SI joint pain, or pain in the sacroiliac joints found between the pelvis and the base of the spine, can be felt in the lower back and buttocks and occurs for a variety of reasons. Continue reading to find out which symptoms to look out for and how SI joint pain is diagnosed and treated.
SI joint pain most often begins in the lower back and buttocks and is typically only on one side of the body. The pain can reach up to the lower hip, groin, and upper thigh as well. Numbness, tingling, and weakness in the affected leg are also symptoms associated with SI joint pain. These symptoms can worsen when sitting, sleeping, walking, or using stairs. Those with SI joint pain may also find it painful to ride in a car.
SI joint pain has both arthritic and non-arthritic causes, including:
Degenerative arthritis: Also known as osteoarthritis, the breakdown of the cartilage in the SI joints can result in pain and is often worsened by aging, obesity, traumatic injury, misaligned or malformed joints, or repeated stress on the joints caused by repetitive movements.
Ankylosing spondylitis: SI joint pain is one of the first symptoms of ankylosing spondylitis, a type of arthritis in the back that causes the joints and ligaments to become inflamed. Ankylosing spondylitis is often diagnosed through imaging that reveals sacroiliac joint inflammation in males between the ages of 15–30.
Psoriatic arthritis: This form of arthritis also causes joint pain and swelling, along with scaly skin patches. It can cause the inflammation of SI joints, triggering pain and stiffness.
Gout: Arthritis caused by a buildup of uric acid crystals in the joint is called gout, and while it most often affects the big toe, gout can also cause pain in the SI joints.
Trauma: Outside stress on the SI joints and ligaments, ranging from a misstep off a curb that jams the joint to a fall or even car accident.

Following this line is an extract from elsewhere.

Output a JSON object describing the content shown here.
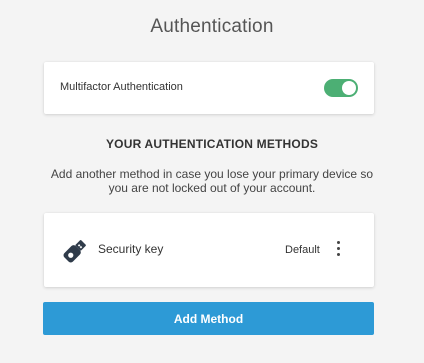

Mechanical stress: Severe stiffness due to arthritis or surgical spinal fusion can cause added stress on the SI joint, which may progress into degeneration and pain.
To diagnose whether the source of your pain is the dysfunction of the SI joint, your doctor will review your medical history and perform a physical exam. During the exam, your doctor may have you stand and move in different positions and point out where you feel pain. They may also manipulate the joints and feel for tenderness in the region of the SI joint.
An MRI, CT scan, or X-ray may be ordered to check for other spine or hip problems and confirm your diagnosis. Finally, your physician may make use of an SI joint injection, where the joint is injected with an anesthetic and corticosteroid medication. Your pain level is evaluated before and 20-30 minutes after the injection. SI joint dysfunction can be confirmed if your pain level decreases by a minimum of 75 percent after the injection.
One technique to treat the pain caused by SI joint dysfunction is sacroiliac joint fusion. The procedure aims to stabilize the joint and minimize the leg or back pain it is causing. One method used is the iFuse system, in which triangular titanium rods are placed across the sacroiliac joint, providing stabilization and reducing pain significantly.
Another common method is the Zyga Symmetry system, which uses two large compression screws to stabilize the joint for a bone graft that results in solid fusion of the joint. Both procedures are minimally invasive and do not require an extended stay in the hospital.
Most treatments for SI dysfunction are non-invasive and non-surgical, with the main goal being to restore normal movement within the joint. Some of these more conservative treatments include:
Ice, rest, and heat: Press ice or a cold compress on the affected area for 15 to 20 minutes on, 15 to 20 minutes off, and repeat as needed in order to help reduce the inflammation around the joint. Be sure to get plenty of rest to prevent the dysfunction from worsening due to repetitive movement or overuse of the joint. After the first period of acute, intense pain, a heat wrap or warm bath may help ease the pain and aid in the return to normal activities.
Medications: Over-the-counter pain medications such as acetaminophen and ibuprofen may help reduce pain and inflammation.
Chiropractor visit: An adjustment by your chiropractor may help in reducing the pain and stiffness in the SI joint, especially when it is fixated or “stuck.” However, if the joint is hypermobile, this may just further the irritation and make your pain worse.
Braces: If the joint is loose, the use of an orthotic brace worn around the waist can help to stabilize the area and limit movement, reducing irritation and inflammation.
Physical therapy: Light physical therapy may help to strengthen the joint and provide stabilization from stronger muscles. Low impact aerobic exercise can also increase blood flow to the area and accelerate healing.
Sacroiliac joint injections: As well as being a diagnostic tool, SI joint injections can provide patients with immediate pain relief and reduce inflammation around the joint.
Sacroiliac joint pain dysfunction can be a side effect of many arthritic conditions, or simply be due to trauma and mechanical stress on the joints and ligaments. Doctors can easily diagnose the pain and what may be causing it through a combination of reviewing medical history, imaging techniques, and SI joint injections. Once the cause of the pain has been determined, there are both surgical and non-surgical treatment options available to stabilize the joint and improve its range of motion while relieving pain so the patient may return to their daily activities.